This piece is by guest writer Ruth Cape

“We refuse to be enemies” is the sentiment upon which the ‘Tent of Nations’ project in Palestine is built. Painted on a stone which greets every visitor to the Nassar family farm, the phrase encaptures the deep sense of humanity and strong will which emanates from the 100 acres of land and the family who own it. Resting on a hill not far from Bethlehem in the West Bank, this farm – which has been in the family since 1916 – is the base for a project known as ‘Tent of Nations’, started up in 2000 by the offspring of Bishara Nassar. Inspired by their father’s vision to use his land for peace, his children created a space for bringing together people of different cultures, backgrounds and religions, teaching about international cooperation and nonviolent conflict resolution and connecting people to the land. Over the last ten years it has achieved a huge amount in terms of keeping hope alive for Palestinians, enlightening people from around the world about what is going on and encouraging dialogue and positive communication to overcome conflicts the world over.

In the last few days the farm where the project is based was visited by Israeli soldiers and has been issued with demolition orders on nine of the structures on their land. These include tents, animal shelters, restrooms, water cisterns and underground renovated caves among others.

The family applied to the Israeli authorities for an appeal. This was rejected and, as it stands, the soldiers will be returning in 5 days to demolish the farm.

Essentially the family are left with two options. One is to accept the situation and wait for the Israeli Military to arrive with their bulldozers. The other is to continue the legal battle by bringing this case in front of the Supreme Court in Israel which might rule to freeze the demolition orders until it takes a decision. Despite the huge financial burden of the latter option, the family will continue to defend the land that they own and love. In the words of Daoud Nassar, the director of Tent of Nations;

“We are people who believe in Justice, we will continue our just struggle and will bring this case in front of the Israeli Supreme Court.”

This decision reflects the constant and unbelievably untarnished sense of hope that every member of this family holds. This is also the gift that they share with every person who steps foot on their land and which they work tirelessly to share with their fellow Palestinians.
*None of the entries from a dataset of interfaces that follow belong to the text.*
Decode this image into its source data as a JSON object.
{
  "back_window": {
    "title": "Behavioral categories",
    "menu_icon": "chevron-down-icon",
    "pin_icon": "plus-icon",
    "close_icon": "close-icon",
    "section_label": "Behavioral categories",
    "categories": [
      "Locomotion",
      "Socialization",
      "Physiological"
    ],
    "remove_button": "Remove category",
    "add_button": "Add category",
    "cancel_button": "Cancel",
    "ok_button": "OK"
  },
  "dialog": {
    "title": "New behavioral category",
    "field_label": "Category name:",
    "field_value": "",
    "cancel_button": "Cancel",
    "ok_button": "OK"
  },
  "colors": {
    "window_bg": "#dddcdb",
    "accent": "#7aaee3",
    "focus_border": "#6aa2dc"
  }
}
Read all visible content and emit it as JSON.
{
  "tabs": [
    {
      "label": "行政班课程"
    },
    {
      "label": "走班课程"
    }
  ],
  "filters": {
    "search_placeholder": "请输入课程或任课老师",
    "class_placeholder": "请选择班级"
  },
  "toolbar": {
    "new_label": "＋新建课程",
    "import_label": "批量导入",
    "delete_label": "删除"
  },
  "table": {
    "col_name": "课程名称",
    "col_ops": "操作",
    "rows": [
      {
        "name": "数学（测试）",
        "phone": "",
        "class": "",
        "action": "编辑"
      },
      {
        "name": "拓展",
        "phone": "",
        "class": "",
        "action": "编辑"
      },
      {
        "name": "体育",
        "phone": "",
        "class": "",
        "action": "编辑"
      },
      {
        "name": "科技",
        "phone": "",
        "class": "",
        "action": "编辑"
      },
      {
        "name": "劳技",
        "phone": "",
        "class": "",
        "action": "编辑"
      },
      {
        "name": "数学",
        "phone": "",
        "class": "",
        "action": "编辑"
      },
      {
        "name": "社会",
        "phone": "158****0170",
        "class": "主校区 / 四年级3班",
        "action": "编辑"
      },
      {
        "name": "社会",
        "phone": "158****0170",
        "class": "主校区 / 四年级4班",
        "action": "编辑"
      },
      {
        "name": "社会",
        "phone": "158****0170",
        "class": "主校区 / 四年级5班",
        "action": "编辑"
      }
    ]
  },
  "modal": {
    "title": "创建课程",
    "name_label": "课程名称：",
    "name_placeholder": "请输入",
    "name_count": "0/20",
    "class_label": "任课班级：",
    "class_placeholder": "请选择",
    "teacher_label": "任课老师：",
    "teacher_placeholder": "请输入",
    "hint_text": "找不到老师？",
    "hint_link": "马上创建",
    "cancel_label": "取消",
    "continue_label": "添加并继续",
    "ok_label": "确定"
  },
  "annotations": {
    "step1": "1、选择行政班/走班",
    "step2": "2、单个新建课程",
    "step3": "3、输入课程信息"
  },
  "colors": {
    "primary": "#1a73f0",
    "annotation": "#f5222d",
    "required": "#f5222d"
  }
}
The demolition of these buildings would not only be a horrendous loss for an innocent family but would be a huge and deeply worrying dent on work towards intercultural understanding and cooperation.

This kind of work in invaluable to the progress of any attempt at a peace process.

I volunteered on the farm for six weeks last summer. The project has reached out to a vast number of volunteers and visitors over the years and there is a strong network of people all over the world who feel a connection to this farm and to the process of building bridges in Palestine. I feel that particularly in light of the recent Gaza flotilla attack, it is vitally important that people in this country get some idea of the kind of injustices that normal Palestinian families are being faced with every day, which is why stories like these must get out and get talked about.

Sadly this is by no means a unique case. The world has to wake up to the realities of life in Palestine. It is impossible to know how many more alarm bells need to be rung in the face of the international community before real and effective action is taken but in the meantime we must all do what we can to arouse the people who can make a difference from their blind slumber.

I left the farm last August with the sense that anything can be achieved if you have half the sheer motivation, will-power and patience that this family put into making their dreams a reality.

Let us follow in their admirable footsteps – stay active and stay hopeful.

For the moment, here are some actions that you can take:

For more information see